** DIRECTIONS FOR THIS TASK **
Pull out every line with the word "name" from the entries below.

App and web page records
============
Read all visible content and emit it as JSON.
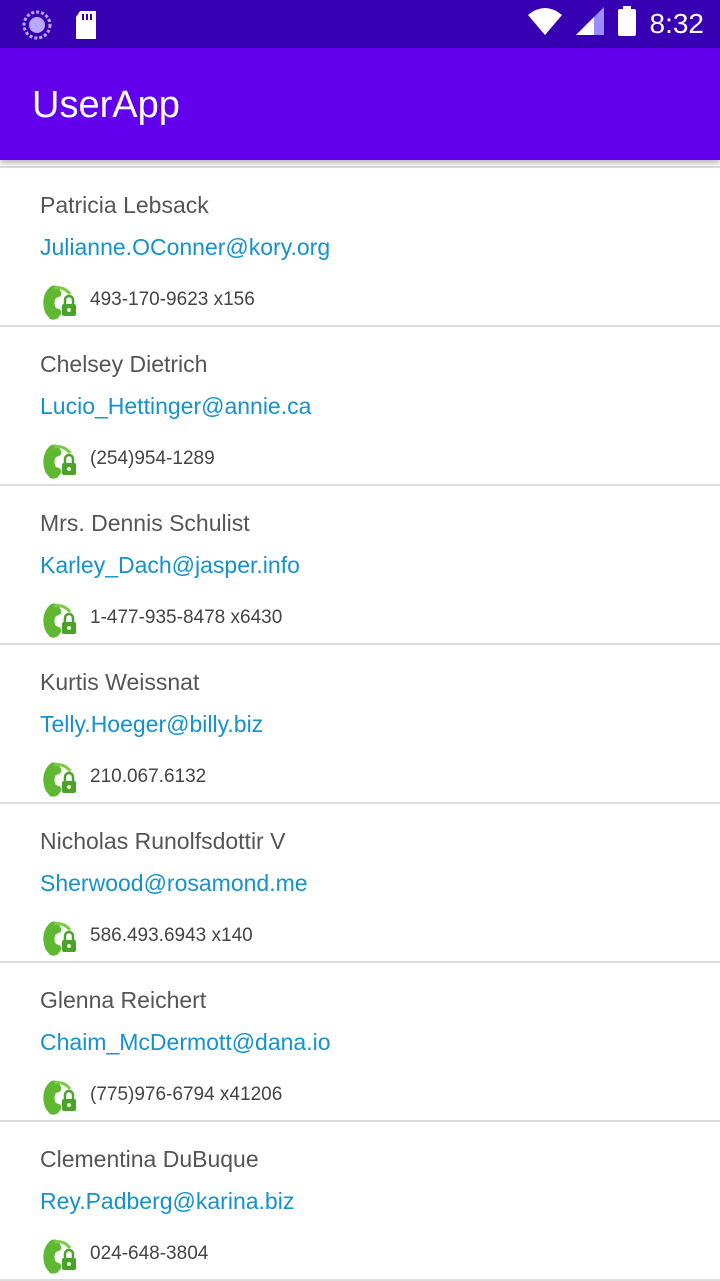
{
  "status_bar": {
    "time": "8:32",
    "icons": [
      "loading-icon",
      "sd-card-icon",
      "wifi-icon",
      "signal-icon",
      "battery-icon"
    ]
  },
  "app_bar": {
    "title": "UserApp",
    "color": "#6200ee",
    "status_color": "#3700b3"
  },
  "users": [
    {
      "name": "Patricia Lebsack",
      "email": "Julianne.OConner@kory.org",
      "phone": "493-170-9623 x156"
    },
    {
      "name": "Chelsey Dietrich",
      "email": "Lucio_Hettinger@annie.ca",
      "phone": "(254)954-1289"
    },
    {
      "name": "Mrs. Dennis Schulist",
      "email": "Karley_Dach@jasper.info",
      "phone": "1-477-935-8478 x6430"
    },
    {
      "name": "Kurtis Weissnat",
      "email": "Telly.Hoeger@billy.biz",
      "phone": "210.067.6132"
    },
    {
      "name": "Nicholas Runolfsdottir V",
      "email": "Sherwood@rosamond.me",
      "phone": "586.493.6943 x140"
    },
    {
      "name": "Glenna Reichert",
      "email": "Chaim_McDermott@dana.io",
      "phone": "(775)976-6794 x41206"
    },
    {
      "name": "Clementina DuBuque",
      "email": "Rey.Padberg@karina.biz",
      "phone": "024-648-3804"
    }
  ],
  "colors": {
    "email_link": "#1592c9",
    "phone_icon": "#5fb832"
  }
}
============
** RESPONSE **
      "name": "Patricia Lebsack",
      "name": "Chelsey Dietrich",
      "name": "Mrs. Dennis Schulist",
      "name": "Kurtis Weissnat",
      "name": "Nicholas Runolfsdottir V",
      "name": "Glenna Reichert",
      "name": "Clementina DuBuque",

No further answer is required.